Sometimes we can feel like we’re not building our testimonies because we’re not quite sure what that “personal witness” feels like. We’ve always heard that the Spirit speaks to us with a “still, small voice,” but what exactly does that mean? Well, the Holy Ghost can speak to us in a variety of ways. Sometimes it’s as powerful as a prompting that “seems to occupy [your] mind, and press itself upon [your] feelings” (D&C 128:1). Other times it’s a burning feeling in your heart. And even other times it’s a simple feeling of peace and calm, and “you shall feel that it is right” (D&C 9:8). Just remember that “as you continue to seek and follow the Lord’s will in your life, you will come to recognize how the Holy Ghost influences you personally.8

There are lots of ways to allow the Spirit to speak to you and help you gain a testimony. Some of the most common are through prayer, reading the scriptures, and taking the sacrament every week. But don’t stop there—you can also gain a testimony by studying conference talks, through music, service, and more. You can even gain a testimony through bearing it.

We Can Receive That Knowledge

Dallin H. Oaks
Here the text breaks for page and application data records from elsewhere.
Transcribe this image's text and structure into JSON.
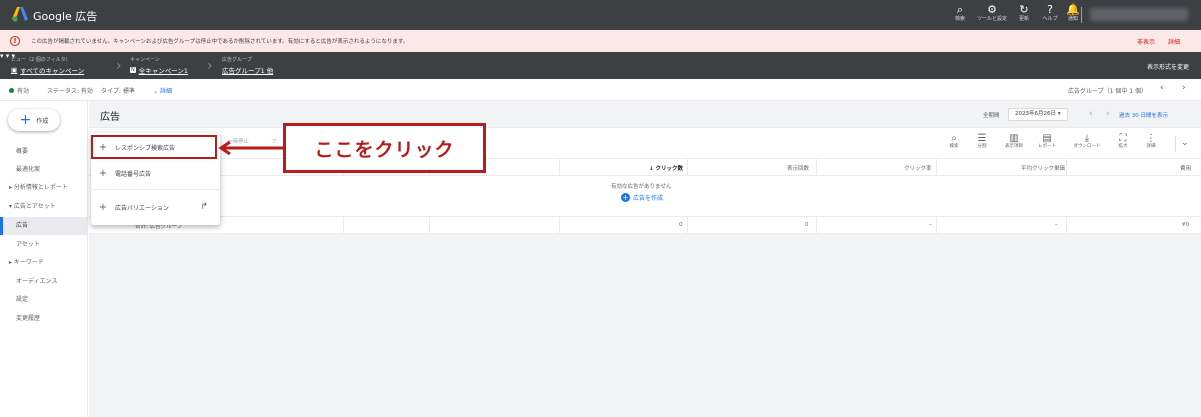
{
  "app": {
    "brand": "Google 広告",
    "tools": [
      {
        "icon": "search-icon",
        "glyph": "⌕",
        "label": "検索"
      },
      {
        "icon": "wrench-icon",
        "glyph": "⚙",
        "label": "ツールと設定"
      },
      {
        "icon": "refresh-icon",
        "glyph": "↻",
        "label": "更新"
      },
      {
        "icon": "help-icon",
        "glyph": "?",
        "label": "ヘルプ"
      },
      {
        "icon": "bell-icon",
        "glyph": "🔔",
        "label": "通知"
      }
    ]
  },
  "alert": {
    "text": "この広告が掲載されていません。キャンペーンおよび広告グループは停止中であるか削除されています。有効にすると広告が表示されるようになります。",
    "hide": "非表示",
    "details": "詳細"
  },
  "nav": {
    "view_small": "ビュー（2 個のフィルタ）",
    "view_label": "すべてのキャンペーン",
    "campaign_small": "キャンペーン",
    "campaign_label": "全キャンペーン1",
    "adgroup_small": "広告グループ",
    "adgroup_label": "広告グループ1 他",
    "right_label": "表示形式を変更"
  },
  "filters": {
    "status_enabled": "有効",
    "status_filter": "ステータス: 有効",
    "type_filter": "タイプ: 標準",
    "more": "詳細",
    "right": "広告グループ（1 個中 1 個）"
  },
  "sidebar": {
    "create": "作成",
    "items": [
      {
        "label": "概要"
      },
      {
        "label": "最適化案"
      },
      {
        "label": "分析情報とレポート"
      },
      {
        "label": "広告とアセット"
      },
      {
        "label": "広告"
      },
      {
        "label": "アセット"
      },
      {
        "label": "キーワード"
      },
      {
        "label": "オーディエンス"
      },
      {
        "label": "設定"
      },
      {
        "label": "変更履歴"
      }
    ]
  },
  "main": {
    "title": "広告",
    "period_label": "全期間",
    "date": "2023年6月26日",
    "date_link": "過去 30 日間を表示",
    "toolbar": [
      {
        "icon": "search-icon",
        "glyph": "⌕",
        "label": "検索"
      },
      {
        "icon": "segment-icon",
        "glyph": "☰",
        "label": "分割"
      },
      {
        "icon": "columns-icon",
        "glyph": "▥",
        "label": "表示項目"
      },
      {
        "icon": "report-icon",
        "glyph": "▤",
        "label": "レポート"
      },
      {
        "icon": "download-icon",
        "glyph": "⤓",
        "label": "ダウンロード"
      },
      {
        "icon": "expand-icon",
        "glyph": "⛶",
        "label": "拡大"
      },
      {
        "icon": "more-icon",
        "glyph": "⋮",
        "label": "詳細"
      }
    ],
    "columns": {
      "clicks": "↓ クリック数",
      "impressions": "表示回数",
      "ctr": "クリック率",
      "avg_cpc": "平均クリック単価",
      "cost": "費用"
    },
    "peek_text": "一時停止",
    "empty": "有効な広告がありません",
    "create_ad": "広告を作成",
    "total": {
      "label": "合計: 広告グループ",
      "clicks": "0",
      "impressions": "0",
      "ctr": "–",
      "avg_cpc": "–",
      "cost": "¥0"
    }
  },
  "menu": {
    "items": [
      {
        "label": "レスポンシブ検索広告"
      },
      {
        "label": "電話番号広告"
      },
      {
        "label": "広告バリエーション"
      }
    ]
  },
  "annotation": {
    "text": "ここをクリック",
    "color": "#b71c1c"
  }
}
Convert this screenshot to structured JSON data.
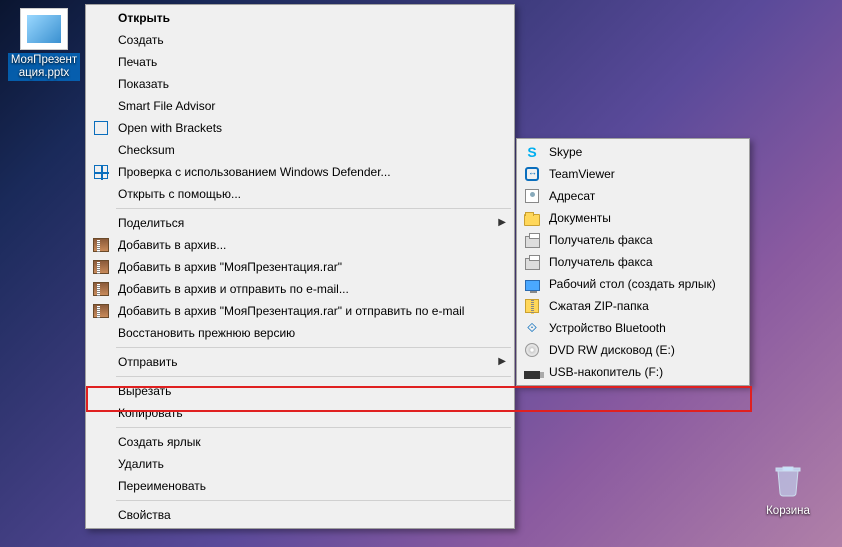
{
  "desktop": {
    "file": {
      "name": "МояПрезентация.pptx"
    },
    "recycle": {
      "name": "Корзина"
    }
  },
  "menu1": {
    "groups": [
      [
        {
          "id": "open",
          "label": "Открыть",
          "bold": true
        },
        {
          "id": "create",
          "label": "Создать"
        },
        {
          "id": "print",
          "label": "Печать"
        },
        {
          "id": "show",
          "label": "Показать"
        },
        {
          "id": "sfa",
          "label": "Smart File Advisor"
        },
        {
          "id": "brackets",
          "label": "Open with Brackets",
          "icon": "sq"
        },
        {
          "id": "checksum",
          "label": "Checksum"
        },
        {
          "id": "defender",
          "label": "Проверка с использованием Windows Defender...",
          "icon": "grid"
        },
        {
          "id": "openwith",
          "label": "Открыть с помощью..."
        }
      ],
      [
        {
          "id": "share",
          "label": "Поделиться",
          "submenu": true
        },
        {
          "id": "rar1",
          "label": "Добавить в архив...",
          "icon": "rar"
        },
        {
          "id": "rar2",
          "label": "Добавить в архив \"МояПрезентация.rar\"",
          "icon": "rar"
        },
        {
          "id": "rar3",
          "label": "Добавить в архив и отправить по e-mail...",
          "icon": "rar"
        },
        {
          "id": "rar4",
          "label": "Добавить в архив \"МояПрезентация.rar\" и отправить по e-mail",
          "icon": "rar"
        },
        {
          "id": "restore",
          "label": "Восстановить прежнюю версию"
        }
      ],
      [
        {
          "id": "sendto",
          "label": "Отправить",
          "submenu": true,
          "highlighted": true
        }
      ],
      [
        {
          "id": "cut",
          "label": "Вырезать"
        },
        {
          "id": "copy",
          "label": "Копировать"
        }
      ],
      [
        {
          "id": "shortcut",
          "label": "Создать ярлык"
        },
        {
          "id": "delete",
          "label": "Удалить"
        },
        {
          "id": "rename",
          "label": "Переименовать"
        }
      ],
      [
        {
          "id": "props",
          "label": "Свойства"
        }
      ]
    ]
  },
  "menu2": {
    "items": [
      {
        "id": "skype",
        "label": "Skype",
        "icon": "skype"
      },
      {
        "id": "teamviewer",
        "label": "TeamViewer",
        "icon": "tv"
      },
      {
        "id": "recipient",
        "label": "Адресат",
        "icon": "contact"
      },
      {
        "id": "documents",
        "label": "Документы",
        "icon": "folder"
      },
      {
        "id": "fax1",
        "label": "Получатель факса",
        "icon": "fax"
      },
      {
        "id": "fax2",
        "label": "Получатель факса",
        "icon": "fax"
      },
      {
        "id": "desktoplnk",
        "label": "Рабочий стол (создать ярлык)",
        "icon": "desktop"
      },
      {
        "id": "zip",
        "label": "Сжатая ZIP-папка",
        "icon": "zip"
      },
      {
        "id": "bluetooth",
        "label": "Устройство Bluetooth",
        "icon": "bt"
      },
      {
        "id": "dvd",
        "label": "DVD RW дисковод (E:)",
        "icon": "dvd"
      },
      {
        "id": "usb",
        "label": "USB-накопитель (F:)",
        "icon": "usb",
        "highlighted": true
      }
    ]
  }
}
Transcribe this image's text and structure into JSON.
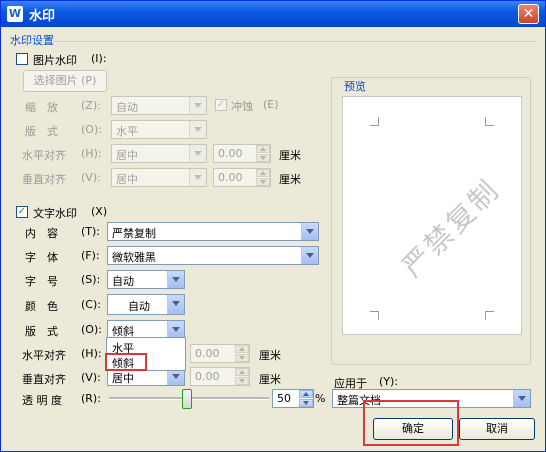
{
  "window": {
    "title": "水印",
    "title_icon": "W",
    "close": "✕"
  },
  "group_title": "水印设置",
  "picture": {
    "checkbox_label": "图片水印",
    "checkbox_key": "(I):",
    "select_button": "选择图片",
    "select_key": "(P)",
    "zoom_label": "缩　放",
    "zoom_key": "(Z):",
    "zoom_value": "自动",
    "washout_label": "冲蚀",
    "washout_key": "(E)",
    "layout_label": "版　式",
    "layout_key": "(O):",
    "layout_value": "水平",
    "halign_label": "水平对齐",
    "halign_key": "(H):",
    "halign_value": "居中",
    "halign_offset": "0.00",
    "valign_label": "垂直对齐",
    "valign_key": "(V):",
    "valign_value": "居中",
    "valign_offset": "0.00",
    "unit": "厘米"
  },
  "text": {
    "checkbox_label": "文字水印",
    "checkbox_key": "(X)",
    "content_label": "内　容",
    "content_key": "(T):",
    "content_value": "严禁复制",
    "font_label": "字　体",
    "font_key": "(F):",
    "font_value": "微软雅黑",
    "size_label": "字　号",
    "size_key": "(S):",
    "size_value": "自动",
    "color_label": "颜　色",
    "color_key": "(C):",
    "color_value": "自动",
    "layout_label": "版　式",
    "layout_key": "(O):",
    "layout_value": "倾斜",
    "layout_options": [
      "水平",
      "倾斜"
    ],
    "halign_label": "水平对齐",
    "halign_key": "(H):",
    "halign_offset": "0.00",
    "valign_label": "垂直对齐",
    "valign_key": "(V):",
    "valign_value": "居中",
    "valign_offset": "0.00",
    "unit": "厘米",
    "transparency_label": "透 明 度",
    "transparency_key": "(R):",
    "transparency_value": "50",
    "transparency_unit": "%"
  },
  "preview": {
    "label": "预览",
    "watermark_text": "严禁复制"
  },
  "apply": {
    "label": "应用于",
    "key": "(Y):",
    "value": "整篇文档"
  },
  "buttons": {
    "ok": "确定",
    "cancel": "取消"
  },
  "colors": {
    "title_bar": "#0a5ae0",
    "highlight_box": "#d83a3a",
    "dialog_bg": "#ece9d8"
  }
}
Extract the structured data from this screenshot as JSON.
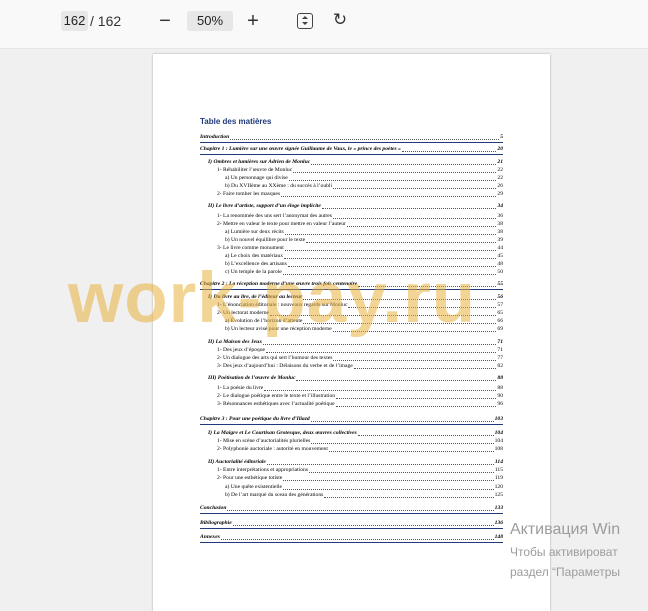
{
  "toolbar": {
    "page_current": "162",
    "page_separator": "/",
    "page_total": "162",
    "zoom_out_icon": "minus-icon",
    "zoom_level": "50%",
    "zoom_in_icon": "plus-icon",
    "fit_icon": "fit-page-icon",
    "rotate_icon": "rotate-icon"
  },
  "document": {
    "title": "Table des matières",
    "entries": [
      {
        "label": "Introduction",
        "page": "5",
        "kind": "chap"
      },
      {
        "label": "Chapitre 1 : Lumière sur une œuvre signée Guillaume de Vaux, le « prince des poètes »",
        "page": "20",
        "kind": "chap"
      },
      {
        "label": "I)      Ombres et lumières sur Adrien de Monluc",
        "page": "21",
        "kind": "sec"
      },
      {
        "label": "1-   Réhabiliter l’œuvre de Monluc",
        "page": "22",
        "kind": "sub"
      },
      {
        "label": "a)    Un personnage qui divise",
        "page": "22",
        "kind": "subsub"
      },
      {
        "label": "b)    Du XVIIème au XXème : du succès à l’oubli",
        "page": "26",
        "kind": "subsub"
      },
      {
        "label": "2-   Faire tomber les masques",
        "page": "29",
        "kind": "sub"
      },
      {
        "label": "II)     Le livre d’artiste, support d’un éloge implicite",
        "page": "34",
        "kind": "sec"
      },
      {
        "label": "1-   La renommée des uns sert l’anonymat des autres",
        "page": "36",
        "kind": "sub"
      },
      {
        "label": "2-   Mettre en valeur le texte pour mettre en valeur l’auteur",
        "page": "38",
        "kind": "sub"
      },
      {
        "label": "a)    Lumière sur deux récits",
        "page": "38",
        "kind": "subsub"
      },
      {
        "label": "b)    Un nouvel équilibre pour le texte",
        "page": "39",
        "kind": "subsub"
      },
      {
        "label": "3-   Le livre comme monument",
        "page": "44",
        "kind": "sub"
      },
      {
        "label": "a)    Le choix des matériaux",
        "page": "45",
        "kind": "subsub"
      },
      {
        "label": "b)    L’excellence des artisans",
        "page": "48",
        "kind": "subsub"
      },
      {
        "label": "c)    Un temple de la parole",
        "page": "50",
        "kind": "subsub"
      },
      {
        "label": "Chapitre 2 : La réception moderne d’une œuvre trois fois centenaire",
        "page": "55",
        "kind": "chap"
      },
      {
        "label": "I)      Du livre au lire, de l’éditeur au lecteur",
        "page": "56",
        "kind": "sec"
      },
      {
        "label": "1-   L’énonciation éditoriale : nouveaux regards sur Monluc",
        "page": "57",
        "kind": "sub"
      },
      {
        "label": "2-   Un lectorat moderne",
        "page": "65",
        "kind": "sub"
      },
      {
        "label": "a)    Évolution de l’horizon d’attente",
        "page": "66",
        "kind": "subsub"
      },
      {
        "label": "b)    Un lecteur avisé pour une réception moderne",
        "page": "69",
        "kind": "subsub"
      },
      {
        "label": "II)     La Maison des Jeux",
        "page": "71",
        "kind": "sec"
      },
      {
        "label": "1-   Des jeux d’époque",
        "page": "71",
        "kind": "sub"
      },
      {
        "label": "2-   Un dialogue des arts qui sert l’humour des textes",
        "page": "77",
        "kind": "sub"
      },
      {
        "label": "3-   Des jeux d’aujourd’hui : Délaisons du verbe et de l’image",
        "page": "82",
        "kind": "sub"
      },
      {
        "label": "III)    Poétisation de l’œuvre de Monluc",
        "page": "88",
        "kind": "sec"
      },
      {
        "label": "1-   La poésie du livre",
        "page": "88",
        "kind": "sub"
      },
      {
        "label": "2-   Le dialogue poétique entre le texte et l’illustration",
        "page": "90",
        "kind": "sub"
      },
      {
        "label": "3-   Résonnances esthétiques avec l’actualité poétique",
        "page": "96",
        "kind": "sub"
      },
      {
        "label": "Chapitre 3 : Pour une poétique du livre d’Iliazd",
        "page": "103",
        "kind": "chap"
      },
      {
        "label": "I)      La Maigre et Le Courtisan Grotesque, deux œuvres collectives",
        "page": "104",
        "kind": "sec"
      },
      {
        "label": "1-   Mise en scène d’auctorialités plurielles",
        "page": "104",
        "kind": "sub"
      },
      {
        "label": "2-   Polyphonie auctoriale : autorité en mouvement",
        "page": "108",
        "kind": "sub"
      },
      {
        "label": "II)     Auctorialité éditoriale",
        "page": "114",
        "kind": "sec"
      },
      {
        "label": "1- Entre interprétations et appropriations",
        "page": "115",
        "kind": "sub"
      },
      {
        "label": "2- Pour une esthétique totiste",
        "page": "119",
        "kind": "sub"
      },
      {
        "label": "a)    Une quête existentielle",
        "page": "120",
        "kind": "subsub"
      },
      {
        "label": "b)    De l’art marqué du sceau des générations",
        "page": "125",
        "kind": "subsub"
      },
      {
        "label": "Conclusion",
        "page": "133",
        "kind": "chap"
      },
      {
        "label": "Bibliographie",
        "page": "136",
        "kind": "chap"
      },
      {
        "label": "Annexes",
        "page": "148",
        "kind": "chap"
      }
    ]
  },
  "watermark": "work-pay.ru",
  "os_activation": {
    "line1": "Активация Win",
    "line2": "Чтобы активироват",
    "line3": "раздел “Параметры"
  }
}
“One of the greatest things about our Heavenly Father’s plan for His children is that each of us can know the truth of that plan for ourselves. That revealed knowledge does not come from books, from scientific proof, or from intellectual pondering. … We can receive that knowledge directly from our Heavenly Father through the witness of the Holy Ghost.”

Elder Dallin H. Oaks of the Quorum of the Twelve Apostles, Apr. 2008 general conference.

Show References

    Notes

  1.   1.

    David A. Bednar, Apr. 2011 general conference.

  2.   2.

    David A. Bednar, Apr. 2011 general conference.

  3.   3.

    Joseph F. Smith, in Conference Report, Apr. 1900, 40–41; emphasis added.

  4.   4.

    LeGrand Curtis Jr., Oct. 2016 general conference.

  5.   5.

    Boyd K. Packer, “The Quest for Spiritual Knowledge,” New Era, Jan. 2007, 4.

  6.   6.

    M. Russell Ballard, Oct. 2016 general conference.

  7.   7.

    David A. Bednar, Apr. 2011 general conference.

  8.   8.

    True to the Faith (2004), 144; emphasis added.